(Data entries)

________________________________________

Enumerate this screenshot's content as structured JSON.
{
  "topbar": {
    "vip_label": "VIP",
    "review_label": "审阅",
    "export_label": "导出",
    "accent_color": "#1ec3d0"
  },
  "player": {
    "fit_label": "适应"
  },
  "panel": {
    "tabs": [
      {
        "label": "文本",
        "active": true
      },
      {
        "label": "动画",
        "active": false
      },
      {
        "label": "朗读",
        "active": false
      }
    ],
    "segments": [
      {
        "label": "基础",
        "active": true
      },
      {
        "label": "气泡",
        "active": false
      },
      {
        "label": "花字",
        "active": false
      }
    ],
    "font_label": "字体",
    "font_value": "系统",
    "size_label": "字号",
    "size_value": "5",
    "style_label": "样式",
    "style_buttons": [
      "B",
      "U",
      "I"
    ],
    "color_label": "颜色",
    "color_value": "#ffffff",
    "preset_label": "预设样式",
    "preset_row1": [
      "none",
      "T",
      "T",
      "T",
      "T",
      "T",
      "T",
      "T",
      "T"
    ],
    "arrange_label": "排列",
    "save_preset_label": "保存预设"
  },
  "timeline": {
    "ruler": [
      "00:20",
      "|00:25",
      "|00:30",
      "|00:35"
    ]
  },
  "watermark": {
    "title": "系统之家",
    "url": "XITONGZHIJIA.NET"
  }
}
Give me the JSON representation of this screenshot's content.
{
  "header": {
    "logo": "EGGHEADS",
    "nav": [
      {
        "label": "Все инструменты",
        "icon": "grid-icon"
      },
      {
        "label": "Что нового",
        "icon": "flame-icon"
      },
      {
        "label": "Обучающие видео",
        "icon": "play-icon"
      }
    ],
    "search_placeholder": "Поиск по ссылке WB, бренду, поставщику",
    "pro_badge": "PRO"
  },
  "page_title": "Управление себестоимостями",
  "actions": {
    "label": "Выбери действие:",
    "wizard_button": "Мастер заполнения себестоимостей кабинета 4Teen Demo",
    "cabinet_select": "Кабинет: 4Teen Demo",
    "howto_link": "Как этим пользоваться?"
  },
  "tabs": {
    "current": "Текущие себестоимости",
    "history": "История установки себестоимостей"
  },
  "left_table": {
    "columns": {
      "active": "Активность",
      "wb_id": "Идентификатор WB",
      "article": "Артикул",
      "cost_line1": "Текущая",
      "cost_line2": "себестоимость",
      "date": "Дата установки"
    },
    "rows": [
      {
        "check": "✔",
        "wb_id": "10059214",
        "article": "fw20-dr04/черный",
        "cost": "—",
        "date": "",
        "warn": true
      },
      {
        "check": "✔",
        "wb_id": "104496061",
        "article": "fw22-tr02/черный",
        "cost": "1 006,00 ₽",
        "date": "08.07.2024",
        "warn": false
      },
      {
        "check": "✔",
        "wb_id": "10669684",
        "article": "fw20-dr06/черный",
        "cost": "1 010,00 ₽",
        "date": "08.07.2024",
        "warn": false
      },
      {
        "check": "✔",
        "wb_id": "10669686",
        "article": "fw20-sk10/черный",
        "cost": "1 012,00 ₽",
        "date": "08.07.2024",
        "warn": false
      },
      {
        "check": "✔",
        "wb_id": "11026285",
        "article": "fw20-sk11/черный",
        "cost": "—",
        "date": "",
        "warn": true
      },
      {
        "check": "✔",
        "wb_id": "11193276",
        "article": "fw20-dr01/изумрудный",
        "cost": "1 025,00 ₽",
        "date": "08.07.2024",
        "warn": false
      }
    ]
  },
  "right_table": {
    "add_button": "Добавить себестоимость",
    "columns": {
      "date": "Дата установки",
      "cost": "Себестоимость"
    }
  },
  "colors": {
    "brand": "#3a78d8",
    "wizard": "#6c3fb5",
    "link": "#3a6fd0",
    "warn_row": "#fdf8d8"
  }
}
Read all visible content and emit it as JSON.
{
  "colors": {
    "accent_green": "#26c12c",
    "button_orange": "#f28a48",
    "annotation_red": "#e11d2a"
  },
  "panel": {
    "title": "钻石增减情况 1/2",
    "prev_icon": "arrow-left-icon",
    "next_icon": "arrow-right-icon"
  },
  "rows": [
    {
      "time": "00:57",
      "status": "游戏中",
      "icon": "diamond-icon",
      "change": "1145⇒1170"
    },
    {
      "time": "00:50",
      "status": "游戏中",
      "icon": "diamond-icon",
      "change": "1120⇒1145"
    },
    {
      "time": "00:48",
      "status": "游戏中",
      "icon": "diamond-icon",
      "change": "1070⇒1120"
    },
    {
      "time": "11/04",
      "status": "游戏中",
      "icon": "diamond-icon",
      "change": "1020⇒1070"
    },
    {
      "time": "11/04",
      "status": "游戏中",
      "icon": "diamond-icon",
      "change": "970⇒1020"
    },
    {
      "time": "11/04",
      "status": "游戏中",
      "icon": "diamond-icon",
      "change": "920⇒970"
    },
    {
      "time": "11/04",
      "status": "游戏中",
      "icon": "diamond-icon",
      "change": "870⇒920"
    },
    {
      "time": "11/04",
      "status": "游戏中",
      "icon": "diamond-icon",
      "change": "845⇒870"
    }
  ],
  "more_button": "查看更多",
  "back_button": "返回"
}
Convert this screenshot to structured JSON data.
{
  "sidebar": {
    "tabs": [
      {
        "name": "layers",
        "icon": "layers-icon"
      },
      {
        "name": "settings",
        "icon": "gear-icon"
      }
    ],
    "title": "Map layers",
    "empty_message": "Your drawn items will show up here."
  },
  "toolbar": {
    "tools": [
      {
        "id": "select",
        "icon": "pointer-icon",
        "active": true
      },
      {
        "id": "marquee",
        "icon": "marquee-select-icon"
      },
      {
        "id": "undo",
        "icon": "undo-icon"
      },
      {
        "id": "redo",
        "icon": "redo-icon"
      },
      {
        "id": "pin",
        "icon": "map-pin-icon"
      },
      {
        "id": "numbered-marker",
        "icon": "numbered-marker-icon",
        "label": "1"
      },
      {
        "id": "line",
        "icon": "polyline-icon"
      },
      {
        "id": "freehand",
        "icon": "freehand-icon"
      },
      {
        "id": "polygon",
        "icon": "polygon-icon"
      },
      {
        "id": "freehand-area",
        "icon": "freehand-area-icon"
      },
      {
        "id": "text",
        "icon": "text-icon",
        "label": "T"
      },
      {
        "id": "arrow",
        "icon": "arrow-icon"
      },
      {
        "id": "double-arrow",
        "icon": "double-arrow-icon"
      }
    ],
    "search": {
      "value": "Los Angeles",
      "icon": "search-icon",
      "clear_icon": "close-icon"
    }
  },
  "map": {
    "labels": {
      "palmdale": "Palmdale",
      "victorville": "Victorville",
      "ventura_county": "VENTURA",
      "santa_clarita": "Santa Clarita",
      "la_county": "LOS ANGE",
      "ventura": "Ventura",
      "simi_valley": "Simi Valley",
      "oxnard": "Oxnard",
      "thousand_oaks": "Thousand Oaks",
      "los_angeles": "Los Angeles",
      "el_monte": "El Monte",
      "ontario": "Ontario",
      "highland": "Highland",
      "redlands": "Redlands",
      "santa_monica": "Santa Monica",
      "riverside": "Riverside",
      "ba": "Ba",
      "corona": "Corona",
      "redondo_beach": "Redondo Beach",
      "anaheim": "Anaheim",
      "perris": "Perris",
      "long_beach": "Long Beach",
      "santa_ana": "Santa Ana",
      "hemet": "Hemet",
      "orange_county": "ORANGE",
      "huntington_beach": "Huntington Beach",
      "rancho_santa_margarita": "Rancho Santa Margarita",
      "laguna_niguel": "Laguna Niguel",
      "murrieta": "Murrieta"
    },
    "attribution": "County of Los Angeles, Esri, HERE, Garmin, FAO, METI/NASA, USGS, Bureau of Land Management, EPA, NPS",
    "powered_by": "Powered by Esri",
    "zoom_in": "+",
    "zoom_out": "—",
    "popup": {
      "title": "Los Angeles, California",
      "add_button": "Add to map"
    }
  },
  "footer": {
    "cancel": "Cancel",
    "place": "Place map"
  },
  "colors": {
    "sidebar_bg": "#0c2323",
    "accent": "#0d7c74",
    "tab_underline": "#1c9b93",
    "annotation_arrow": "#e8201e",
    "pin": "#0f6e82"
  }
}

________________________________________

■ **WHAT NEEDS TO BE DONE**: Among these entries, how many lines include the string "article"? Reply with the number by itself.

■ **ANSWER**: 7